### TASK DETAILS
Scan the entries below for the word "проспект". Copy each line that has it.

### AVAILABLE RECORDS
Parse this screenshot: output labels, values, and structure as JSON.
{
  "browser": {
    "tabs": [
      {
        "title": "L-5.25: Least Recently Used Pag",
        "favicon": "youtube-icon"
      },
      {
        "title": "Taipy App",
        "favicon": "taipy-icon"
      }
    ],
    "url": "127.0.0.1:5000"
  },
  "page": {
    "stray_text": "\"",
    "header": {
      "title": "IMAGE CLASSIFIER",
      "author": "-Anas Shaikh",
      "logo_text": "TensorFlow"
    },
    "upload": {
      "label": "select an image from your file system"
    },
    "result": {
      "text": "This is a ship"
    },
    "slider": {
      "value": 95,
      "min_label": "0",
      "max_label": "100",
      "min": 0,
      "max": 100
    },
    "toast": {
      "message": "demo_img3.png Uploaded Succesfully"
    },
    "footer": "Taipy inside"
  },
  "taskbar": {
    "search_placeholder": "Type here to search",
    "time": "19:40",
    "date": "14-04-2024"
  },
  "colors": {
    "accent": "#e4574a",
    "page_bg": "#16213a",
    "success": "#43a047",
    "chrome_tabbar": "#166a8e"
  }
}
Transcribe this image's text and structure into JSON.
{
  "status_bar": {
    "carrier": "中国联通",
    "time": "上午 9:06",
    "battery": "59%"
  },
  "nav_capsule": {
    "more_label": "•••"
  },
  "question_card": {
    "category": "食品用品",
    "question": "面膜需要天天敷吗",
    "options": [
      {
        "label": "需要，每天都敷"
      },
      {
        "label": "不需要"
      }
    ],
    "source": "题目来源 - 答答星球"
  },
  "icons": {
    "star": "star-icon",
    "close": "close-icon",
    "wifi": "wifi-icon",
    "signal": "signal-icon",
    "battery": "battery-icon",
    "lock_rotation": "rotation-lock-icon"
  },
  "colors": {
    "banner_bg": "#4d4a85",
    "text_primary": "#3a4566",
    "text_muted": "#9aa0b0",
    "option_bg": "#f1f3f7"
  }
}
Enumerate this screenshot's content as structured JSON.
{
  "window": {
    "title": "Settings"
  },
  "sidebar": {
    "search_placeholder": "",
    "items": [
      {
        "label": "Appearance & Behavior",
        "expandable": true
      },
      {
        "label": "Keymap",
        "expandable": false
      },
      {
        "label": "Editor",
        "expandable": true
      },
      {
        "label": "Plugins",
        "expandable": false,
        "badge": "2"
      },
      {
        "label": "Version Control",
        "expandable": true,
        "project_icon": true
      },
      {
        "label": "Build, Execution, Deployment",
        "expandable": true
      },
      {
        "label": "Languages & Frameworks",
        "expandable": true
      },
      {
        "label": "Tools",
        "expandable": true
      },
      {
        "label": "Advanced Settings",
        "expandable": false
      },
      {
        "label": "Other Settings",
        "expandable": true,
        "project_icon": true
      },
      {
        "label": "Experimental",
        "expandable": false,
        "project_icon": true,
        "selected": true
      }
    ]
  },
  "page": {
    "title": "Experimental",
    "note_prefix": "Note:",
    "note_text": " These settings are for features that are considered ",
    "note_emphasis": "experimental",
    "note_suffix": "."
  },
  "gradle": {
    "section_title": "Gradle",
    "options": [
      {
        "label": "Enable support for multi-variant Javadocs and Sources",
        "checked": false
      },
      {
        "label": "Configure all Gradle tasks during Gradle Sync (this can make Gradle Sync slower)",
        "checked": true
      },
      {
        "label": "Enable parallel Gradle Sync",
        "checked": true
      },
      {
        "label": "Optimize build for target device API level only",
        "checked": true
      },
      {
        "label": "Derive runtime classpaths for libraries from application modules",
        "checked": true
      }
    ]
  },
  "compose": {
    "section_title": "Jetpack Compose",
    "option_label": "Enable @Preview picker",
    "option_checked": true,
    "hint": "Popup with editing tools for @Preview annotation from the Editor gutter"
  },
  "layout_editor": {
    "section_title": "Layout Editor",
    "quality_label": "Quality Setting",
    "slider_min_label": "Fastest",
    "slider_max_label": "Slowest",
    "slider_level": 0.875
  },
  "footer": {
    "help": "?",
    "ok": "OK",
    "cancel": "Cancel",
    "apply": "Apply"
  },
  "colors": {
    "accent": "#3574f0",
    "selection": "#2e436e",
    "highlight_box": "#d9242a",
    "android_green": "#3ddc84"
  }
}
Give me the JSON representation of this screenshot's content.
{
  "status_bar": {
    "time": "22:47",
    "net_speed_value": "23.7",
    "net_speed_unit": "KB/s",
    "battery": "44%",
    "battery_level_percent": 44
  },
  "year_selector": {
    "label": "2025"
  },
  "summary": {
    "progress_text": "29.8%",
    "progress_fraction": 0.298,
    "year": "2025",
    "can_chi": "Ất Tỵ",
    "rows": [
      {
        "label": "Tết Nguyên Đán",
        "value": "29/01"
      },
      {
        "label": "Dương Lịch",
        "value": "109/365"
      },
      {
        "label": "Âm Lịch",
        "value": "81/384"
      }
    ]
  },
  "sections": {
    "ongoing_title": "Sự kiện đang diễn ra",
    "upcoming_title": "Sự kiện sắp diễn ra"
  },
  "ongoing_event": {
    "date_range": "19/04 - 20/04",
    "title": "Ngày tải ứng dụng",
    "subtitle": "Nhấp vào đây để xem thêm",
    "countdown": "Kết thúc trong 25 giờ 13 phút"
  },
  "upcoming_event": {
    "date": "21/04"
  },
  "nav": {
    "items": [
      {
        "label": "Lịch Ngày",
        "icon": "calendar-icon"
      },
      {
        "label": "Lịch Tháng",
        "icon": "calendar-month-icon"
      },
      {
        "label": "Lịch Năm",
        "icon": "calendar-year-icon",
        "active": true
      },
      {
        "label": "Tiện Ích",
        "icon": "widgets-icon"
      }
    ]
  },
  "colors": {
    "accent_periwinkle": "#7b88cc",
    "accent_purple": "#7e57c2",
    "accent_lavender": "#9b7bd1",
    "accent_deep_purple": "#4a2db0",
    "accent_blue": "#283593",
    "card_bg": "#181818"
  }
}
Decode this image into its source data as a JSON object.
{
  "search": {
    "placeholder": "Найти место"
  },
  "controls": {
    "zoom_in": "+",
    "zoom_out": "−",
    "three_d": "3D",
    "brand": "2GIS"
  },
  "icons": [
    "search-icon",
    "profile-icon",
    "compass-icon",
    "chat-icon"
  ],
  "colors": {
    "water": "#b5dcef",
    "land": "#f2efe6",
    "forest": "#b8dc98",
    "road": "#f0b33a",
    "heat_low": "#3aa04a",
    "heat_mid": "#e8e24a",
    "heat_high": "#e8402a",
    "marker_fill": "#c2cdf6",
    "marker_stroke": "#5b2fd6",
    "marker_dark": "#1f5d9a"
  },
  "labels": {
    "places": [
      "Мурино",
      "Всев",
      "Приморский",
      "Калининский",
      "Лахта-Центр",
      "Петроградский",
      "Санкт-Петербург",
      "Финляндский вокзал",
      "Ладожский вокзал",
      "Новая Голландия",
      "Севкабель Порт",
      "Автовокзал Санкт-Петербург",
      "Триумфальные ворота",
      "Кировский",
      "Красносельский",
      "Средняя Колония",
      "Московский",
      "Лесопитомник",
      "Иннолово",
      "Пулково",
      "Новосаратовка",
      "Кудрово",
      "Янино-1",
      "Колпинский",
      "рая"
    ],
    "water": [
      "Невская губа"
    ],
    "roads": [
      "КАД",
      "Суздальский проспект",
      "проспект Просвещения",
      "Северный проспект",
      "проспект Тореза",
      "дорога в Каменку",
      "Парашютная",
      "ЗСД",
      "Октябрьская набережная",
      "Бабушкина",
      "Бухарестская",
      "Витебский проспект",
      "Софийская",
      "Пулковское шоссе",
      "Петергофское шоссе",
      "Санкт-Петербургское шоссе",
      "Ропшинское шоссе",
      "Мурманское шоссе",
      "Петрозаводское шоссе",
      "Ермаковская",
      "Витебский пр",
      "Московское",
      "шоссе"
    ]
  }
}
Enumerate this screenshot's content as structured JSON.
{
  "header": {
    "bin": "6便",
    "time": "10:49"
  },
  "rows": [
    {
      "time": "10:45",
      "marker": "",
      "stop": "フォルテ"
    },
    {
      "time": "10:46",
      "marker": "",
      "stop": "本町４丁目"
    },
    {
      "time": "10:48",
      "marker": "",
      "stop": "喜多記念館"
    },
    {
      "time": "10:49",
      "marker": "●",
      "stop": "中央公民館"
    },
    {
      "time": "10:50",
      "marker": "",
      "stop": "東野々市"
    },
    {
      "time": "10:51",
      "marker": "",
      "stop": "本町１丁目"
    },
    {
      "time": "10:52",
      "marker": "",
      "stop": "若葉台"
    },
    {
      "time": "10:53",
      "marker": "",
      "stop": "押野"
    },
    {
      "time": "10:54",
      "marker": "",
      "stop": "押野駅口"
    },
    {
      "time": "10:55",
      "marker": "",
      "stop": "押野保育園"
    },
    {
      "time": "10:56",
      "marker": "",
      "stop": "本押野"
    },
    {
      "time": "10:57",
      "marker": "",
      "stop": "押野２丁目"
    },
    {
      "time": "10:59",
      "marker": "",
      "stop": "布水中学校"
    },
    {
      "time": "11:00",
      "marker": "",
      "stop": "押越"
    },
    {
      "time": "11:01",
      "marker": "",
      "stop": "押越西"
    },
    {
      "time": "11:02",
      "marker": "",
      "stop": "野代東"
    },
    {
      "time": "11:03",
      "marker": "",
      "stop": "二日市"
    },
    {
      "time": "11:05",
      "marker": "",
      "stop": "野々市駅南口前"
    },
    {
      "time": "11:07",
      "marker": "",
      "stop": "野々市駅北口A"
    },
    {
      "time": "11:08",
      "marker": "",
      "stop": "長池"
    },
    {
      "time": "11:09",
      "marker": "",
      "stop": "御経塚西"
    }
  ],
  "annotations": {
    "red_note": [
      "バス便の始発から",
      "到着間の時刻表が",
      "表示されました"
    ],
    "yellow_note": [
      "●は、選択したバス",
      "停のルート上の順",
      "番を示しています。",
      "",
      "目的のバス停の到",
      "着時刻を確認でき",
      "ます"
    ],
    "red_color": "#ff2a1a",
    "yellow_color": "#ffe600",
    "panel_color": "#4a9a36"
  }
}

### SOLUTION BELOW
      "Суздальский проспект",
      "проспект Просвещения",
      "Северный проспект",
      "проспект Тореза",
      "Витебский проспект",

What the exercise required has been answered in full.